Posted by Tania Kindersley.
I have given myself the greatest treat that any lover of racing could dream of: five days at the Royal Meeting.
And yet my heart lurches and fails in my chest.
It does not matter what delight awaits me in the south, I always fall prey to tugging melancholy when I have to leave home. There is the magical thinking that says I shall not come back (dead in a ditch; kidnapped by bandits) and then what shall happen to all the books? Who shall tell the dog? Who will have to sort out the cupboard of doom?
I have, in my grouchy middle-age, turned into a homebug. If you told me I could never leave Scotland again, I should be delighted. The thought of packing and travelling and departing makes me tired and sad. (Of course, once I am on the train, and in the dirty old city, I shall be joyous and delighted; it’s just the night before. It’s the entire concept of leaving.)
Now, there is one more person I have to say goodbye to. The mare seemed to sense my dread this evening; she threw her head about and made furious faces and cow-kicked at imaginary flies. Eventually I got her to settle and she dozed off on my chest and I stroked the velvet part of her muzzle and thought: the next time I have to go away I’m putting her in a horsebox and taking her with. (This is how deranged with love I have become.)
As I left, she put her face over the gate and pricked her ears and whinnied at me. It’s bad enough having the Pigeon doing the Disney face. Now I’ve got Red and her dying fall whinny.

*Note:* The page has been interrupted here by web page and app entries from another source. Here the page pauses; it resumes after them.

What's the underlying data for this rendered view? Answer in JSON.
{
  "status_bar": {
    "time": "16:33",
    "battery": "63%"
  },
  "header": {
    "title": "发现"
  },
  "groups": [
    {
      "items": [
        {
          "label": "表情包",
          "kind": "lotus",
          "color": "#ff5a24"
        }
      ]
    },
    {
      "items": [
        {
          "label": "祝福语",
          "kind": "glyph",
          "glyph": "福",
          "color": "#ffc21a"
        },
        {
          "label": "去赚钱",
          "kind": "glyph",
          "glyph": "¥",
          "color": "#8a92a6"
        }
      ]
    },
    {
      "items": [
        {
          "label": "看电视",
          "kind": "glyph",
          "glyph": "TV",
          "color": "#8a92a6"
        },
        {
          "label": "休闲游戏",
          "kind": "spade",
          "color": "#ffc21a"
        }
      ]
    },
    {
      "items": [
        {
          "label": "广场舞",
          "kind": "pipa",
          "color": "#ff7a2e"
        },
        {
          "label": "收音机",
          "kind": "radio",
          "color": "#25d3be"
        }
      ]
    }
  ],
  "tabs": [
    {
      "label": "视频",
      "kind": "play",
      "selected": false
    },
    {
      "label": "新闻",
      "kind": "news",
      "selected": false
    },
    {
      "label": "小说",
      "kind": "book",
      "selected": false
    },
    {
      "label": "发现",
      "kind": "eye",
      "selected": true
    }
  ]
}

By tomorrow, I shall be settled on the 9.52 with my Racing Post, determined to work out who shall win the Coventry (I have a feeling for a colt called Sir Prancealot) and dreaming of Frankel. I am going to see the two greatest horses in the entire world, according to official ratings: Frankel and Black Caviar. For a racing person, this is like having lunch with Judi Dench and Maggie Smith, or taking tea with the astronomer royal, or being given an hour alone in a room with the Mona Lisa. It’s the tops, in other words. It’s a Bendel bonnet, a Shakespeare sonnet; it’s Mickey Mouse.
But just now, I look out at the green trees in the misty dreich of a Scottish evening and think: what will happen to the hill?
Pictures today are entirely self-indulgent. When I am missing home, I may log on to my tiny portable computer and see this:
This is what she looks like when she does her circus act:
Which, it has to be said, does not impress the Pigeon much:
A few of tonight’s garden:
And the dear old hill:
My heart may be cracking at the thought of leaving my girls, but they are going to be looked after like queens by the Mother, the Stepfather, the Horse Talker, the Younger Niece, the World Traveller, the Sister, the Young Gentleman, and everyone else on the compound. For Red in particular I have left strict instructions about how she likes her carrots (neatly chopped) and an anatomy of her moods (antic and various and unbelievably, incredibly funny and sweet).
So off I trundle, leaving, it seems, my heart and most of my sanity behind. I did not know that when I hit forty-five I should go animal crackers, but there we are. I suppose it’s better than buying a Lamborghini.